The day began poorly.

Someone in the room had an  alarm clock in their jacket which started going off at 0545 and went off every 15 minutes after that. Of course, the woman whose alarm it was was in the shower the whole time and never heard it.  

But the 15 people trying to sleep sure did.

The sun was finally out and I could wear my sunglasses. I was feeling strong and decided to take a detour to see the church at Eunate, a very old Romanesque style building in a nice setting.

Since I had left the albergue early, I was at Eunate by 0800. There were a few pilgrims there, sitting on the grass, catching the sunshine on the low rock wall surrounding the Church, like turtles in the sun. My friend from the albergue in Uterga, Antonio, was waiting and I shared some Voltaren for his swollen knees.

Unfortunately, the Church didn’t open until 1030. Who knew that a church would not be open for business on a  Sunday morning?

I changed my plans and decided to wait until the church opened. It was supposed to be very nice inside, in an austere sort of way.

I fell asleep in the warm sun, the silence occasionally broken by Sunday morning power paragliders buzzing around the fields.

Eventually, 1030 arrived. How did I know? Because at 1029, two tour buses full of visitors pulled up to the church.
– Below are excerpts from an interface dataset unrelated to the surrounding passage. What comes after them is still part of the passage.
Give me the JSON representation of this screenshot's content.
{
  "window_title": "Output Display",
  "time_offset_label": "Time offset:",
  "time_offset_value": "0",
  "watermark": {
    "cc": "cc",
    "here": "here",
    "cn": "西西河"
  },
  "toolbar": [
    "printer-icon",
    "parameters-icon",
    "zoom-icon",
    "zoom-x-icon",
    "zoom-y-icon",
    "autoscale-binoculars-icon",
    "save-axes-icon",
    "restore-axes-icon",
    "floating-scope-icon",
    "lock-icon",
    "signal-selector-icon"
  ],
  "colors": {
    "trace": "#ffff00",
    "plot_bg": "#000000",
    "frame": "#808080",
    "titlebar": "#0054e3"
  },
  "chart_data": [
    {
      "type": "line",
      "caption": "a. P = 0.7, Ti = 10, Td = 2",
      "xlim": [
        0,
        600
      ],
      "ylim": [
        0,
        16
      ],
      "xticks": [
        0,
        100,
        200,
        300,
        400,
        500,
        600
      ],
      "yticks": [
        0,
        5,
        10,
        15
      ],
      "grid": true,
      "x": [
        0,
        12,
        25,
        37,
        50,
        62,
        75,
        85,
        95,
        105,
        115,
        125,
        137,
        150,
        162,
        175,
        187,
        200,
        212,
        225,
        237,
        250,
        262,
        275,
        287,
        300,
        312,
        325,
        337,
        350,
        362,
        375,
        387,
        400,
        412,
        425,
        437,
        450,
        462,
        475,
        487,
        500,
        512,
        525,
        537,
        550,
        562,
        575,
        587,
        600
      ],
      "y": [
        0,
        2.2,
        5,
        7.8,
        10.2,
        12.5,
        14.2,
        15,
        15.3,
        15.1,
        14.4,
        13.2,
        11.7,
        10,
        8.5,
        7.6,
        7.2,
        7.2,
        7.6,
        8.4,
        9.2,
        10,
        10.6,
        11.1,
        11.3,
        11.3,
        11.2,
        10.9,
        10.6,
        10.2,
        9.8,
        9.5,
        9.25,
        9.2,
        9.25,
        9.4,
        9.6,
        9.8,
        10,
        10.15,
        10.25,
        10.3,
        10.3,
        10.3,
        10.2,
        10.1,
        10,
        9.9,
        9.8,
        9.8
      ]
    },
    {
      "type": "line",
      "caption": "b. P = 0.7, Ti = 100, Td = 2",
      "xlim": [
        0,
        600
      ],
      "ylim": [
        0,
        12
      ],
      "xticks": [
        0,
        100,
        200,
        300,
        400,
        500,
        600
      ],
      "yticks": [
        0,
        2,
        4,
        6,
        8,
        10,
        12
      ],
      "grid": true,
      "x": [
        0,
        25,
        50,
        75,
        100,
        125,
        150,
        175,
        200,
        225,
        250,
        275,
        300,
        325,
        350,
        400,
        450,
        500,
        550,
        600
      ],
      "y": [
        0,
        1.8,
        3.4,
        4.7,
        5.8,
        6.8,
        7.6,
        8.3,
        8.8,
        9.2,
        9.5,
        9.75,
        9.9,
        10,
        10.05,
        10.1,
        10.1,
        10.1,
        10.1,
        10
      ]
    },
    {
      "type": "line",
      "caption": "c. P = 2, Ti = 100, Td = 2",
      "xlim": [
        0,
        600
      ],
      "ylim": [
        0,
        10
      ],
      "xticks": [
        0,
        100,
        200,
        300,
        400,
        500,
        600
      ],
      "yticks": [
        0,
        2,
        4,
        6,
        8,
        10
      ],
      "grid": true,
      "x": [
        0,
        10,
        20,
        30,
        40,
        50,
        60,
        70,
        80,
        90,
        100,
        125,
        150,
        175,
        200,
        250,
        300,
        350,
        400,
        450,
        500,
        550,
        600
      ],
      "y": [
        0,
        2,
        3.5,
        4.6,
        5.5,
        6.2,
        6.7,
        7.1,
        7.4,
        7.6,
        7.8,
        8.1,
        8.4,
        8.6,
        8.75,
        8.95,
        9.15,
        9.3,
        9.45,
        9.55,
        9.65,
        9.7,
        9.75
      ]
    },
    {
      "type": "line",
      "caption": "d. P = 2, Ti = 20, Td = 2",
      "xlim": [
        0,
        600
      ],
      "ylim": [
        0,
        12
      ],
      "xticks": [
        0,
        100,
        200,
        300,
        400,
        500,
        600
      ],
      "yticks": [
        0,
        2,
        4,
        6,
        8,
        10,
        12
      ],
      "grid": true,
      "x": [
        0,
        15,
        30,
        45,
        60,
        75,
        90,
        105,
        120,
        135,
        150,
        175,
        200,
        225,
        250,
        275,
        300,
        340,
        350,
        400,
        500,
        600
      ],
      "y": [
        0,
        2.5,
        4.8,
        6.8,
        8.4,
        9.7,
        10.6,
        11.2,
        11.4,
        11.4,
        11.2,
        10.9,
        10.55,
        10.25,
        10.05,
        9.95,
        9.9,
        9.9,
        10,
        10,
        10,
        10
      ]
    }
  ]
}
The woman who gave the stamps for our credencias, however, was the same who gave the Church tours and the paying customers came first.
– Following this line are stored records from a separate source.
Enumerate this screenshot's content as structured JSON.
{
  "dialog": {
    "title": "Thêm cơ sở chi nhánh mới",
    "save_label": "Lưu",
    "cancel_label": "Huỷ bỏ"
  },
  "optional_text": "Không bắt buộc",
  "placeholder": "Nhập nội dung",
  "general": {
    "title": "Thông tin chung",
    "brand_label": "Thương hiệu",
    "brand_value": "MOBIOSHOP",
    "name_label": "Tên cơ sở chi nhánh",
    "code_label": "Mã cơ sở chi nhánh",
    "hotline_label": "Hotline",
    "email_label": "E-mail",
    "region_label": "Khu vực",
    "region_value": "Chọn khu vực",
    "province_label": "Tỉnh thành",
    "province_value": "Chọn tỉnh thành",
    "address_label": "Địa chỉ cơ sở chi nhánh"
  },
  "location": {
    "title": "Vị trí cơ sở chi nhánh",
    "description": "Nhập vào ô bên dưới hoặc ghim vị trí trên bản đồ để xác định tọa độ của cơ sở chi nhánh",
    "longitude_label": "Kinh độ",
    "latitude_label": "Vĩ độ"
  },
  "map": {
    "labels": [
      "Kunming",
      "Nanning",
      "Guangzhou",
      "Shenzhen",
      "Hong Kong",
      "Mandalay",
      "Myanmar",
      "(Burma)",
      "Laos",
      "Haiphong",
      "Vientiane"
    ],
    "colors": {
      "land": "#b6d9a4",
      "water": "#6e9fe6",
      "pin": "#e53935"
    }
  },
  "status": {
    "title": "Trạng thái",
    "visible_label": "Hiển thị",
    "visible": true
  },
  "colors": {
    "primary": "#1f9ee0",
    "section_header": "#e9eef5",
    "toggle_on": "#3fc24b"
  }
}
I was finally able to leave at about 1115, having taken a glance at the inside of the church (Ehh) and gotten my stamp.

I arrived in Obanos in time for noon Mass at St. Juan Bautista so of course I went, the only pilgrim in a congregation full of families and friends..

I got to Puenta de la Reina and decided to stay instead of moving onto the next town, as I had originally planned. Waiting for the church in Eunate to open, then stumbling upon noon Mass in Obanos was clearly the work of my entourage of saints making sure I did the right thing and slowed down. 

Assigned to a room – and stuck with a top bunk – I was surprised to find that I was in the same room as Antonio, the friend with the bad knees who I had met the night before in Uterga, Petra, whom I had first met when we were at the same gite on the first day in St. Jean, and Antoine, my friend from the train ride from Paris.

The Camino is full of surprises.

Before the Pilgrim Mass that night, I had tapas with two very jovial Spanish gentlemen at the bar next to the Church. How very Catholic that there should be a bar next to a Church. They showed me the ins and outs of ordering and eating tapas and wine. They had everyone laughing, including the bartender, and they were delighted to discover that I was from America.